Next it calls the startup-jnos script. This script runs JNOS in a "screen" session which allows attaching to and detaching from the JNOS console from different terminal sessions. The screen command calls the start-loop script which will automatically restart JNOS if it terminates with other than a 0 exit code.

Setup JNOS onexit.nos Script (RECOMMENDED, but optional)

You can optionally add a script called "onexit.nos" in the main JNOS directory which will be executed by JNOS when it exits. The file must contain JNOS commands. One example use might tell users that the system is going down.

Note that this script will be executed each time JNOS exists. This include when JNOS is restarted within the start-loop script.

As a starting point, you can copy the sample.onexit.nos script from the docs directory. Be sure to make it readable:

cd opt/jnos

cp docs/sample.onexit.nos onexit.nos

chmod 0644 onexit.nos

Setup Exit Script (RECOMMENDED, but optional)

You can optionally add a script called "jnos.exit" in the main JNOS directory which will be executed by the start-loop script when JNOS is terminated.

The file must contain Linux shell script commands. One example use might be to bring all TNCs out of KISS mode.
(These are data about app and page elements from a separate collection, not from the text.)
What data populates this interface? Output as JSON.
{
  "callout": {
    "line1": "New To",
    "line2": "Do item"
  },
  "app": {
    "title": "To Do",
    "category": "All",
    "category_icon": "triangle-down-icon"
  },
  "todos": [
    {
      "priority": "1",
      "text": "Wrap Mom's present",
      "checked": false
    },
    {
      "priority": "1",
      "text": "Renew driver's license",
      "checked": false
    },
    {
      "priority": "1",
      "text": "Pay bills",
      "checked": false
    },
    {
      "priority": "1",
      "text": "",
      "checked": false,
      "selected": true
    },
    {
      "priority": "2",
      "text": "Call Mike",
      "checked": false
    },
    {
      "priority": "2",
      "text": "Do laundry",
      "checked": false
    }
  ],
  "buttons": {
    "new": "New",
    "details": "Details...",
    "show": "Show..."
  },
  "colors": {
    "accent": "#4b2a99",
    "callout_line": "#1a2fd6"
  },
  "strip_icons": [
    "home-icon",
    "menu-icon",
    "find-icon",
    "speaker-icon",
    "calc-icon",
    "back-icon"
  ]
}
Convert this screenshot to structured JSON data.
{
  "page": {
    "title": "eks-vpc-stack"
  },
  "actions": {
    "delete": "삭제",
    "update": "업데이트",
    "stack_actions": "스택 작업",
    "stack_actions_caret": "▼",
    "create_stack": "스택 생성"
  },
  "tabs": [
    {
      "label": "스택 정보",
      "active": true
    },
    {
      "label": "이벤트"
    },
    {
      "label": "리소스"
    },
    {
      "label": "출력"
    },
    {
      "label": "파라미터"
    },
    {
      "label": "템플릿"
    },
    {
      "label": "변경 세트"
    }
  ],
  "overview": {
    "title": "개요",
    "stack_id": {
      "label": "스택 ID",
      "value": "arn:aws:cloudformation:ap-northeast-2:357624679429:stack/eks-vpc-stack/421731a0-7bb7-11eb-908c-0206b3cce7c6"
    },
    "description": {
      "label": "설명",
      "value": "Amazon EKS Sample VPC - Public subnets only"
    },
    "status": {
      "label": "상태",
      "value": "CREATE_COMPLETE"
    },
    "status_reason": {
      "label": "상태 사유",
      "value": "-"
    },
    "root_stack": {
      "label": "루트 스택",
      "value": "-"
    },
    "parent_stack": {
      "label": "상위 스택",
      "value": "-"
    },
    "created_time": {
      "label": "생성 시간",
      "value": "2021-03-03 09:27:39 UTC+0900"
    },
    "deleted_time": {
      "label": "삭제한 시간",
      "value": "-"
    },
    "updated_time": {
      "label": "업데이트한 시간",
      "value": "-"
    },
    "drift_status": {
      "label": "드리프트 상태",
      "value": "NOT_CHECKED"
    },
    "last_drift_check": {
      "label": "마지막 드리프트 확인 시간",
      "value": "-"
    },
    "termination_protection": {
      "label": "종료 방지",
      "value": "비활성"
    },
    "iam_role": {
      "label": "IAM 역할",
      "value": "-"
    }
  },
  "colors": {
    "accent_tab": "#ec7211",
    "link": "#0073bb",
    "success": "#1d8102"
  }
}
Note that this script would only be executed when JNOS exits cleanly (exit code 0). Otherwise, JNOS is restarted without executing this script.

More specifically, these commands will NOT be executed if you restart JNOS from within the screen command, such as by using the "exit 99" command.

As a starting point, you can copy the sample.jnos.exit script from the docs directory.

cd opt/jnos

cp docs/sample.jnos.exit jnos.exit

Edit the script to send the proper commands to the proper interfaces.

Make sure it is executable:

chmod 0755 jnos.exit

Reboot Linux and Reconnect to JNOS

Restart your Linux system and log in as sccsysop.

Open a terminal session: Applications > Accessories > Terminal

Check that the screen session exists: sudo screen -ls

Reattach to the screen session (assuming only one exists): sudo screen -r

Detach from the screen session, but leave JNOS running: CTRL-A d

For more information on using the Linux "screen" command to access the JNOS console, see the "HOWTO_Screen_and_Putty_with_JNOS..." document in the /opt/jnos/docs directory.


Restarting JNOS While it is Running

The jnos-loop script which is run in the screen session will automatically restart JNOS if JNOS exits with anything other than a 0 (zero) return code.

To force JNOS to restart within the screen session, you can enter "exit = 99" at the JNOS console prompt.


Start JNOS After it Has Been Stopped

If you exit JNOS with "exit 0" (which exits the auto-restart loop script) and you wish to restart JNOS without rebooting Linux:

sudo /opt/jnos/startup-jnos


Next Steps

Read "HOWTO_Start_Up_JNOS" for more info on the start-up procedure.

Read "HOWTO_Screen_and_Putty_with_JNOS" for remote terminal session procedures.